(Stored items from a collection)

+ + + + + + +

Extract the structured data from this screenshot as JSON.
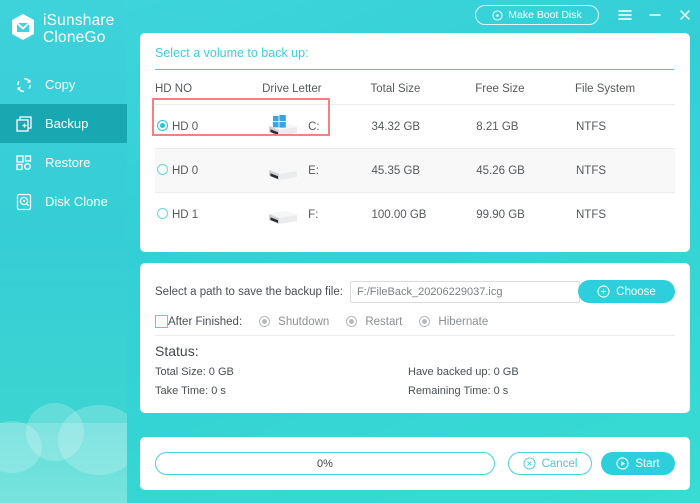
{
  "brand": {
    "line1": "iSunshare",
    "line2": "CloneGo",
    "logo_icon": "shield-logo-icon"
  },
  "sidebar": {
    "items": [
      {
        "label": "Copy",
        "icon": "copy-icon",
        "active": false
      },
      {
        "label": "Backup",
        "icon": "backup-icon",
        "active": true
      },
      {
        "label": "Restore",
        "icon": "restore-icon",
        "active": false
      },
      {
        "label": "Disk Clone",
        "icon": "disk-clone-icon",
        "active": false
      }
    ]
  },
  "titlebar": {
    "boot_disk_label": "Make Boot Disk",
    "boot_disk_icon": "disc-icon",
    "menu_icon": "hamburger-menu-icon",
    "minimize_icon": "minimize-icon",
    "close_icon": "close-icon"
  },
  "volumes": {
    "title": "Select a volume to back up:",
    "columns": [
      "HD NO",
      "Drive Letter",
      "Total Size",
      "Free Size",
      "File System"
    ],
    "rows": [
      {
        "hd_no": "HD 0",
        "drive_letter": "C:",
        "total_size": "34.32 GB",
        "free_size": "8.21 GB",
        "file_system": "NTFS",
        "selected": true,
        "system_drive": true
      },
      {
        "hd_no": "HD 0",
        "drive_letter": "E:",
        "total_size": "45.35 GB",
        "free_size": "45.26 GB",
        "file_system": "NTFS",
        "selected": false,
        "system_drive": false
      },
      {
        "hd_no": "HD 1",
        "drive_letter": "F:",
        "total_size": "100.00 GB",
        "free_size": "99.90 GB",
        "file_system": "NTFS",
        "selected": false,
        "system_drive": false
      }
    ],
    "highlight_color": "#f2827f"
  },
  "path": {
    "label": "Select a path to save the backup file:",
    "value": "F:/FileBack_20206229037.icg",
    "placeholder": "F:/FileBack_20206229037.icg",
    "choose_label": "Choose",
    "choose_icon": "plus-circle-icon",
    "after_finished_label": "After Finished:",
    "after_finished_checked": false,
    "options": [
      {
        "label": "Shutdown",
        "selected": false
      },
      {
        "label": "Restart",
        "selected": false
      },
      {
        "label": "Hibernate",
        "selected": false
      }
    ]
  },
  "status": {
    "title": "Status:",
    "total_size": "Total Size: 0 GB",
    "have_backed_up": "Have backed up: 0 GB",
    "take_time": "Take Time: 0 s",
    "remaining_time": "Remaining Time: 0 s"
  },
  "actions": {
    "progress_text": "0%",
    "progress_percent": 0,
    "cancel_label": "Cancel",
    "cancel_icon": "close-circle-icon",
    "start_label": "Start",
    "start_icon": "play-circle-icon"
  },
  "theme": {
    "accent": "#2ecfdc",
    "sidebar_active": "#19a8b2",
    "title_text": "#3ccfd8"
  }
}
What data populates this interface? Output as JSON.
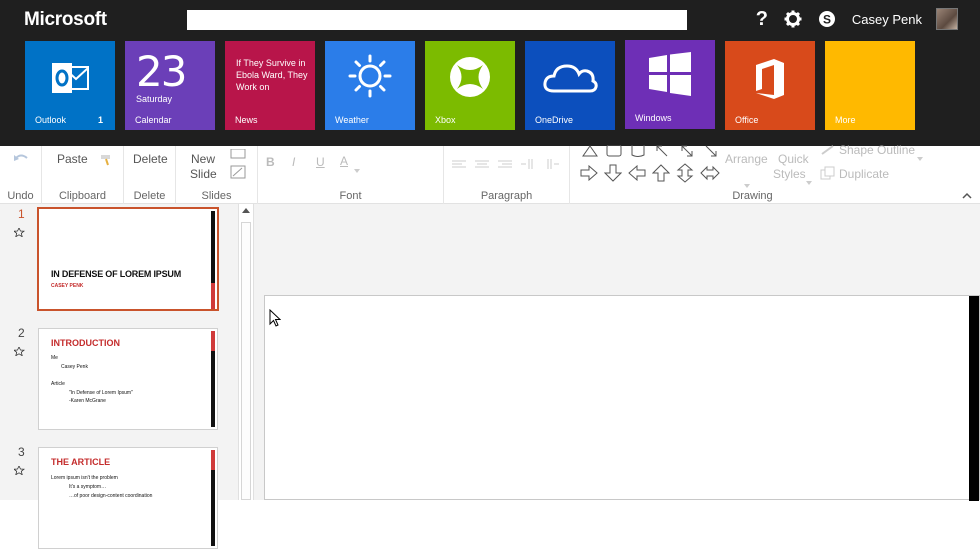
{
  "header": {
    "brand": "Microsoft",
    "user_name": "Casey Penk",
    "icons": [
      "help-icon",
      "settings-gear-icon",
      "skype-icon"
    ]
  },
  "tiles": [
    {
      "id": "outlook",
      "label": "Outlook",
      "count": "1",
      "color": "#0072c6",
      "icon": "outlook-icon"
    },
    {
      "id": "calendar",
      "label": "Calendar",
      "number": "23",
      "day": "Saturday",
      "color": "#6b3fb8"
    },
    {
      "id": "news",
      "label": "News",
      "headline": "If They Survive in Ebola Ward, They Work on",
      "color": "#b8154a"
    },
    {
      "id": "weather",
      "label": "Weather",
      "color": "#2b7de9",
      "icon": "sun-icon"
    },
    {
      "id": "xbox",
      "label": "Xbox",
      "color": "#7cbb00",
      "icon": "xbox-icon"
    },
    {
      "id": "onedrive",
      "label": "OneDrive",
      "color": "#0c4fbd",
      "icon": "cloud-icon"
    },
    {
      "id": "windows",
      "label": "Windows",
      "color": "#6e2fb6",
      "icon": "windows-logo-icon"
    },
    {
      "id": "office",
      "label": "Office",
      "color": "#d84a1b",
      "icon": "office-icon"
    },
    {
      "id": "more",
      "label": "More",
      "color": "#ffb900"
    }
  ],
  "ribbon": {
    "groups": {
      "undo": "Undo",
      "clipboard": "Clipboard",
      "delete": "Delete",
      "slides": "Slides",
      "font": "Font",
      "paragraph": "Paragraph",
      "drawing": "Drawing"
    },
    "buttons": {
      "paste": "Paste",
      "delete": "Delete",
      "new": "New",
      "slide": "Slide",
      "arrange": "Arrange",
      "quick": "Quick",
      "styles": "Styles",
      "shape_outline": "Shape Outline",
      "duplicate": "Duplicate",
      "bold": "B",
      "italic": "I",
      "underline": "U",
      "font_color": "A"
    }
  },
  "slides": [
    {
      "number": "1",
      "title": "IN DEFENSE OF LOREM IPSUM",
      "subtitle": "CASEY PENK"
    },
    {
      "number": "2",
      "title": "INTRODUCTION",
      "lines": [
        "Me",
        "Casey Penk",
        "Article",
        "\"In Defense of Lorem Ipsum\"",
        "-Karen McGrane"
      ]
    },
    {
      "number": "3",
      "title": "THE ARTICLE",
      "lines": [
        "Lorem ipsum isn't the problem",
        "It's a symptom…",
        "…of poor design-content coordination"
      ]
    }
  ],
  "theme": {
    "selection": "#c9532c",
    "accent_red": "#c42c2c"
  }
}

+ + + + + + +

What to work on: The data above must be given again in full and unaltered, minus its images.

Written reply:
Extract the structured data from this screenshot as JSON.
{
  "brand": {
    "line1": "iSunshare",
    "line2": "CloneGo",
    "logo_icon": "shield-logo-icon"
  },
  "sidebar": {
    "items": [
      {
        "label": "Copy",
        "icon": "copy-icon",
        "active": false
      },
      {
        "label": "Backup",
        "icon": "backup-icon",
        "active": true
      },
      {
        "label": "Restore",
        "icon": "restore-icon",
        "active": false
      },
      {
        "label": "Disk Clone",
        "icon": "disk-clone-icon",
        "active": false
      }
    ]
  },
  "titlebar": {
    "boot_disk_label": "Make Boot Disk",
    "boot_disk_icon": "disc-icon",
    "menu_icon": "hamburger-menu-icon",
    "minimize_icon": "minimize-icon",
    "close_icon": "close-icon"
  },
  "volumes": {
    "title": "Select a volume to back up:",
    "columns": [
      "HD NO",
      "Drive Letter",
      "Total Size",
      "Free Size",
      "File System"
    ],
    "rows": [
      {
        "hd_no": "HD 0",
        "drive_letter": "C:",
        "total_size": "34.32 GB",
        "free_size": "8.21 GB",
        "file_system": "NTFS",
        "selected": true,
        "system_drive": true
      },
      {
        "hd_no": "HD 0",
        "drive_letter": "E:",
        "total_size": "45.35 GB",
        "free_size": "45.26 GB",
        "file_system": "NTFS",
        "selected": false,
        "system_drive": false
      },
      {
        "hd_no": "HD 1",
        "drive_letter": "F:",
        "total_size": "100.00 GB",
        "free_size": "99.90 GB",
        "file_system": "NTFS",
        "selected": false,
        "system_drive": false
      }
    ],
    "highlight_color": "#f2827f"
  },
  "path": {
    "label": "Select a path to save the backup file:",
    "value": "F:/FileBack_20206229037.icg",
    "placeholder": "F:/FileBack_20206229037.icg",
    "choose_label": "Choose",
    "choose_icon": "plus-circle-icon",
    "after_finished_label": "After Finished:",
    "after_finished_checked": false,
    "options": [
      {
        "label": "Shutdown",
        "selected": false
      },
      {
        "label": "Restart",
        "selected": false
      },
      {
        "label": "Hibernate",
        "selected": false
      }
    ]
  },
  "status": {
    "title": "Status:",
    "total_size": "Total Size: 0 GB",
    "have_backed_up": "Have backed up: 0 GB",
    "take_time": "Take Time: 0 s",
    "remaining_time": "Remaining Time: 0 s"
  },
  "actions": {
    "progress_text": "0%",
    "progress_percent": 0,
    "cancel_label": "Cancel",
    "cancel_icon": "close-circle-icon",
    "start_label": "Start",
    "start_icon": "play-circle-icon"
  },
  "theme": {
    "accent": "#2ecfdc",
    "sidebar_active": "#19a8b2",
    "title_text": "#3ccfd8"
  }
}
What data populates this interface? Output as JSON.
{
  "header": {
    "brand": "Microsoft",
    "user_name": "Casey Penk",
    "icons": [
      "help-icon",
      "settings-gear-icon",
      "skype-icon"
    ]
  },
  "tiles": [
    {
      "id": "outlook",
      "label": "Outlook",
      "count": "1",
      "color": "#0072c6",
      "icon": "outlook-icon"
    },
    {
      "id": "calendar",
      "label": "Calendar",
      "number": "23",
      "day": "Saturday",
      "color": "#6b3fb8"
    },
    {
      "id": "news",
      "label": "News",
      "headline": "If They Survive in Ebola Ward, They Work on",
      "color": "#b8154a"
    },
    {
      "id": "weather",
      "label": "Weather",
      "color": "#2b7de9",
      "icon": "sun-icon"
    },
    {
      "id": "xbox",
      "label": "Xbox",
      "color": "#7cbb00",
      "icon": "xbox-icon"
    },
    {
      "id": "onedrive",
      "label": "OneDrive",
      "color": "#0c4fbd",
      "icon": "cloud-icon"
    },
    {
      "id": "windows",
      "label": "Windows",
      "color": "#6e2fb6",
      "icon": "windows-logo-icon"
    },
    {
      "id": "office",
      "label": "Office",
      "color": "#d84a1b",
      "icon": "office-icon"
    },
    {
      "id": "more",
      "label": "More",
      "color": "#ffb900"
    }
  ],
  "ribbon": {
    "groups": {
      "undo": "Undo",
      "clipboard": "Clipboard",
      "delete": "Delete",
      "slides": "Slides",
      "font": "Font",
      "paragraph": "Paragraph",
      "drawing": "Drawing"
    },
    "buttons": {
      "paste": "Paste",
      "delete": "Delete",
      "new": "New",
      "slide": "Slide",
      "arrange": "Arrange",
      "quick": "Quick",
      "styles": "Styles",
      "shape_outline": "Shape Outline",
      "duplicate": "Duplicate",
      "bold": "B",
      "italic": "I",
      "underline": "U",
      "font_color": "A"
    }
  },
  "slides": [
    {
      "number": "1",
      "title": "IN DEFENSE OF LOREM IPSUM",
      "subtitle": "CASEY PENK"
    },
    {
      "number": "2",
      "title": "INTRODUCTION",
      "lines": [
        "Me",
        "Casey Penk",
        "Article",
        "\"In Defense of Lorem Ipsum\"",
        "-Karen McGrane"
      ]
    },
    {
      "number": "3",
      "title": "THE ARTICLE",
      "lines": [
        "Lorem ipsum isn't the problem",
        "It's a symptom…",
        "…of poor design-content coordination"
      ]
    }
  ],
  "theme": {
    "selection": "#c9532c",
    "accent_red": "#c42c2c"
  }
}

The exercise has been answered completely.